- **Records contained in a dataset**:
....

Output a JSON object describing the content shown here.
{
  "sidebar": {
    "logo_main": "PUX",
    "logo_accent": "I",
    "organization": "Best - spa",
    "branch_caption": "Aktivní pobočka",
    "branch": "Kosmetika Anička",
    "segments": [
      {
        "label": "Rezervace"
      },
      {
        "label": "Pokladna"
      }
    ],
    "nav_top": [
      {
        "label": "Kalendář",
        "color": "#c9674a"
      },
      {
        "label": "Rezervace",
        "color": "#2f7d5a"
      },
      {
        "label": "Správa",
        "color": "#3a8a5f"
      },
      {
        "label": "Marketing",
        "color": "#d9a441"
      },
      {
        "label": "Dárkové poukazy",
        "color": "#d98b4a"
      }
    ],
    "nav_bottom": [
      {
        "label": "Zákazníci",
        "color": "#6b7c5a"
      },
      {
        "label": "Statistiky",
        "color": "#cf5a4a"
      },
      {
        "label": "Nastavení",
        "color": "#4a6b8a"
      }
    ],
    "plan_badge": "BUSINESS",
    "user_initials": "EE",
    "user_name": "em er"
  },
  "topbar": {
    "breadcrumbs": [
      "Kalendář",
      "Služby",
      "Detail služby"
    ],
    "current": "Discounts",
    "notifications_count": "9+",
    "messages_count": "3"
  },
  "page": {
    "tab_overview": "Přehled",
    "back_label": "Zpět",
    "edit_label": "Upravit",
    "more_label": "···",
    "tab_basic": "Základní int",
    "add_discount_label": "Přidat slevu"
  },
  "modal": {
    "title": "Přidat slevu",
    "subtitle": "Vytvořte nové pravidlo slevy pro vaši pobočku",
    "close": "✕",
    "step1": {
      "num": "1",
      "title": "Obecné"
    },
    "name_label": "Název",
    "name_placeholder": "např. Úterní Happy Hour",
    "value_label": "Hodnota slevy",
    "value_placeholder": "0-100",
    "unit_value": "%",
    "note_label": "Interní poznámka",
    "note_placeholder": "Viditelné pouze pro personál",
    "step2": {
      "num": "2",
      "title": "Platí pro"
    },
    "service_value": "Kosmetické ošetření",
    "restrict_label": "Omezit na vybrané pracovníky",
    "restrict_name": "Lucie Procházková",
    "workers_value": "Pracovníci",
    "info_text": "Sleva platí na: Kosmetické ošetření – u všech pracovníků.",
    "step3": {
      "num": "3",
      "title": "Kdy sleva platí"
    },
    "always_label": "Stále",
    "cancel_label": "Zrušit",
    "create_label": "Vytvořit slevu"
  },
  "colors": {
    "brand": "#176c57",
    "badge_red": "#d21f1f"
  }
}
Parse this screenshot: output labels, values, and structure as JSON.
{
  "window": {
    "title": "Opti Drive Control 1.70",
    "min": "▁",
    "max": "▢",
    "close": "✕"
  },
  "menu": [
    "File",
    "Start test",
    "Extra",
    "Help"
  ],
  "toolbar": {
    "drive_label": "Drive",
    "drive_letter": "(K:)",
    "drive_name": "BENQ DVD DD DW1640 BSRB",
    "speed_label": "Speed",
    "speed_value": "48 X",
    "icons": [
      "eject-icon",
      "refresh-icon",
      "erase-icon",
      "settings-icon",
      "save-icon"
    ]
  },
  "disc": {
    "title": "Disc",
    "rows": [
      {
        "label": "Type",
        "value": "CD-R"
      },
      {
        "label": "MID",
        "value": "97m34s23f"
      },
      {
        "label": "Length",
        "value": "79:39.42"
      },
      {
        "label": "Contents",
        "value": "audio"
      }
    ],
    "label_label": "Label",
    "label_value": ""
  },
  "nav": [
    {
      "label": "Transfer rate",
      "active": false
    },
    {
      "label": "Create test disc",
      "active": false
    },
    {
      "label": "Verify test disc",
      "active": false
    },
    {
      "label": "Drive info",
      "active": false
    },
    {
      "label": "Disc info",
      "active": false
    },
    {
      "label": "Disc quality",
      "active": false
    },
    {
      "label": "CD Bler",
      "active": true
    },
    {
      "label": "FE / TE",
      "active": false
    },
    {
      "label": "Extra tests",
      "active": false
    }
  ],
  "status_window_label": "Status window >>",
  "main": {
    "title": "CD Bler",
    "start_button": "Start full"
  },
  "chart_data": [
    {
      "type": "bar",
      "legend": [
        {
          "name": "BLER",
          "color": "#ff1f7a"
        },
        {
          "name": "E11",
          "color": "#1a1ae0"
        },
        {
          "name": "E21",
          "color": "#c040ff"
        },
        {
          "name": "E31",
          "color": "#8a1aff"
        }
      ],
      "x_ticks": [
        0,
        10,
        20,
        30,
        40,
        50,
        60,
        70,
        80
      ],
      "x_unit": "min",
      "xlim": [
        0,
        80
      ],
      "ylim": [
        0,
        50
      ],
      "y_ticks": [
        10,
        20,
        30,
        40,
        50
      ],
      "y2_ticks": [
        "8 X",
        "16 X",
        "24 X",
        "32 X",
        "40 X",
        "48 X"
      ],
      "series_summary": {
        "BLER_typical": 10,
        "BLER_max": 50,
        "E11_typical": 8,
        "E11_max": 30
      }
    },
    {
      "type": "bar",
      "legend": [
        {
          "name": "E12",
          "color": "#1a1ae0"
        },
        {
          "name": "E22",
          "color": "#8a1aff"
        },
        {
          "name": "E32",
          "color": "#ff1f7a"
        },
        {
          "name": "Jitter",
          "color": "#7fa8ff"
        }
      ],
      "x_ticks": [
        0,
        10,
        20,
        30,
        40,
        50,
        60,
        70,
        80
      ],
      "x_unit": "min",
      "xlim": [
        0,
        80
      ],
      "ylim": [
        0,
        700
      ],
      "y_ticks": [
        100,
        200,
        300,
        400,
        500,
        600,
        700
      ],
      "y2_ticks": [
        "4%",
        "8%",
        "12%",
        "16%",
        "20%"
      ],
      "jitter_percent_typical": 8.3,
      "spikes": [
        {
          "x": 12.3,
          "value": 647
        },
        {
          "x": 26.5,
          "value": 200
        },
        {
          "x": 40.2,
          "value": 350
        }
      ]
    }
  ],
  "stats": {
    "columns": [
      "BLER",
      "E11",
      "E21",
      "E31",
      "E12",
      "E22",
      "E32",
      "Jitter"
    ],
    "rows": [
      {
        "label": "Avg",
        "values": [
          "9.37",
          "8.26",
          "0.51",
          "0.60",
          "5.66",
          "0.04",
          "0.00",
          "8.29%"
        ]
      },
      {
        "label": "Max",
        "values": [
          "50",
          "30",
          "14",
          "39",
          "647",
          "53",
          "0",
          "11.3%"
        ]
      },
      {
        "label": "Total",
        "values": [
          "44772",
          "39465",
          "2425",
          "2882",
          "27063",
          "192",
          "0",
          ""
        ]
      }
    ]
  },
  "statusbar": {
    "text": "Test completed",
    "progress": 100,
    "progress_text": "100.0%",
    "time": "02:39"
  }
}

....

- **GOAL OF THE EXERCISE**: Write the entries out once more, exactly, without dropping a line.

- **EXERCISE RESPONSE**:
Output a JSON object describing the content shown here.
{
  "sidebar": {
    "logo_main": "PUX",
    "logo_accent": "I",
    "organization": "Best - spa",
    "branch_caption": "Aktivní pobočka",
    "branch": "Kosmetika Anička",
    "segments": [
      {
        "label": "Rezervace"
      },
      {
        "label": "Pokladna"
      }
    ],
    "nav_top": [
      {
        "label": "Kalendář",
        "color": "#c9674a"
      },
      {
        "label": "Rezervace",
        "color": "#2f7d5a"
      },
      {
        "label": "Správa",
        "color": "#3a8a5f"
      },
      {
        "label": "Marketing",
        "color": "#d9a441"
      },
      {
        "label": "Dárkové poukazy",
        "color": "#d98b4a"
      }
    ],
    "nav_bottom": [
      {
        "label": "Zákazníci",
        "color": "#6b7c5a"
      },
      {
        "label": "Statistiky",
        "color": "#cf5a4a"
      },
      {
        "label": "Nastavení",
        "color": "#4a6b8a"
      }
    ],
    "plan_badge": "BUSINESS",
    "user_initials": "EE",
    "user_name": "em er"
  },
  "topbar": {
    "breadcrumbs": [
      "Kalendář",
      "Služby",
      "Detail služby"
    ],
    "current": "Discounts",
    "notifications_count": "9+",
    "messages_count": "3"
  },
  "page": {
    "tab_overview": "Přehled",
    "back_label": "Zpět",
    "edit_label": "Upravit",
    "more_label": "···",
    "tab_basic": "Základní int",
    "add_discount_label": "Přidat slevu"
  },
  "modal": {
    "title": "Přidat slevu",
    "subtitle": "Vytvořte nové pravidlo slevy pro vaši pobočku",
    "close": "✕",
    "step1": {
      "num": "1",
      "title": "Obecné"
    },
    "name_label": "Název",
    "name_placeholder": "např. Úterní Happy Hour",
    "value_label": "Hodnota slevy",
    "value_placeholder": "0-100",
    "unit_value": "%",
    "note_label": "Interní poznámka",
    "note_placeholder": "Viditelné pouze pro personál",
    "step2": {
      "num": "2",
      "title": "Platí pro"
    },
    "service_value": "Kosmetické ošetření",
    "restrict_label": "Omezit na vybrané pracovníky",
    "restrict_name": "Lucie Procházková",
    "workers_value": "Pracovníci",
    "info_text": "Sleva platí na: Kosmetické ošetření – u všech pracovníků.",
    "step3": {
      "num": "3",
      "title": "Kdy sleva platí"
    },
    "always_label": "Stále",
    "cancel_label": "Zrušit",
    "create_label": "Vytvořit slevu"
  },
  "colors": {
    "brand": "#176c57",
    "badge_red": "#d21f1f"
  }
}
Parse this screenshot: output labels, values, and structure as JSON.
{
  "window": {
    "title": "Opti Drive Control 1.70",
    "min": "▁",
    "max": "▢",
    "close": "✕"
  },
  "menu": [
    "File",
    "Start test",
    "Extra",
    "Help"
  ],
  "toolbar": {
    "drive_label": "Drive",
    "drive_letter": "(K:)",
    "drive_name": "BENQ DVD DD DW1640 BSRB",
    "speed_label": "Speed",
    "speed_value": "48 X",
    "icons": [
      "eject-icon",
      "refresh-icon",
      "erase-icon",
      "settings-icon",
      "save-icon"
    ]
  },
  "disc": {
    "title": "Disc",
    "rows": [
      {
        "label": "Type",
        "value": "CD-R"
      },
      {
        "label": "MID",
        "value": "97m34s23f"
      },
      {
        "label": "Length",
        "value": "79:39.42"
      },
      {
        "label": "Contents",
        "value": "audio"
      }
    ],
    "label_label": "Label",
    "label_value": ""
  },
  "nav": [
    {
      "label": "Transfer rate",
      "active": false
    },
    {
      "label": "Create test disc",
      "active": false
    },
    {
      "label": "Verify test disc",
      "active": false
    },
    {
      "label": "Drive info",
      "active": false
    },
    {
      "label": "Disc info",
      "active": false
    },
    {
      "label": "Disc quality",
      "active": false
    },
    {
      "label": "CD Bler",
      "active": true
    },
    {
      "label": "FE / TE",
      "active": false
    },
    {
      "label": "Extra tests",
      "active": false
    }
  ],
  "status_window_label": "Status window >>",
  "main": {
    "title": "CD Bler",
    "start_button": "Start full"
  },
  "chart_data": [
    {
      "type": "bar",
      "legend": [
        {
          "name": "BLER",
          "color": "#ff1f7a"
        },
        {
          "name": "E11",
          "color": "#1a1ae0"
        },
        {
          "name": "E21",
          "color": "#c040ff"
        },
        {
          "name": "E31",
          "color": "#8a1aff"
        }
      ],
      "x_ticks": [
        0,
        10,
        20,
        30,
        40,
        50,
        60,
        70,
        80
      ],
      "x_unit": "min",
      "xlim": [
        0,
        80
      ],
      "ylim": [
        0,
        50
      ],
      "y_ticks": [
        10,
        20,
        30,
        40,
        50
      ],
      "y2_ticks": [
        "8 X",
        "16 X",
        "24 X",
        "32 X",
        "40 X",
        "48 X"
      ],
      "series_summary": {
        "BLER_typical": 10,
        "BLER_max": 50,
        "E11_typical": 8,
        "E11_max": 30
      }
    },
    {
      "type": "bar",
      "legend": [
        {
          "name": "E12",
          "color": "#1a1ae0"
        },
        {
          "name": "E22",
          "color": "#8a1aff"
        },
        {
          "name": "E32",
          "color": "#ff1f7a"
        },
        {
          "name": "Jitter",
          "color": "#7fa8ff"
        }
      ],
      "x_ticks": [
        0,
        10,
        20,
        30,
        40,
        50,
        60,
        70,
        80
      ],
      "x_unit": "min",
      "xlim": [
        0,
        80
      ],
      "ylim": [
        0,
        700
      ],
      "y_ticks": [
        100,
        200,
        300,
        400,
        500,
        600,
        700
      ],
      "y2_ticks": [
        "4%",
        "8%",
        "12%",
        "16%",
        "20%"
      ],
      "jitter_percent_typical": 8.3,
      "spikes": [
        {
          "x": 12.3,
          "value": 647
        },
        {
          "x": 26.5,
          "value": 200
        },
        {
          "x": 40.2,
          "value": 350
        }
      ]
    }
  ],
  "stats": {
    "columns": [
      "BLER",
      "E11",
      "E21",
      "E31",
      "E12",
      "E22",
      "E32",
      "Jitter"
    ],
    "rows": [
      {
        "label": "Avg",
        "values": [
          "9.37",
          "8.26",
          "0.51",
          "0.60",
          "5.66",
          "0.04",
          "0.00",
          "8.29%"
        ]
      },
      {
        "label": "Max",
        "values": [
          "50",
          "30",
          "14",
          "39",
          "647",
          "53",
          "0",
          "11.3%"
        ]
      },
      {
        "label": "Total",
        "values": [
          "44772",
          "39465",
          "2425",
          "2882",
          "27063",
          "192",
          "0",
          ""
        ]
      }
    ]
  },
  "statusbar": {
    "text": "Test completed",
    "progress": 100,
    "progress_text": "100.0%",
    "time": "02:39"
  }
}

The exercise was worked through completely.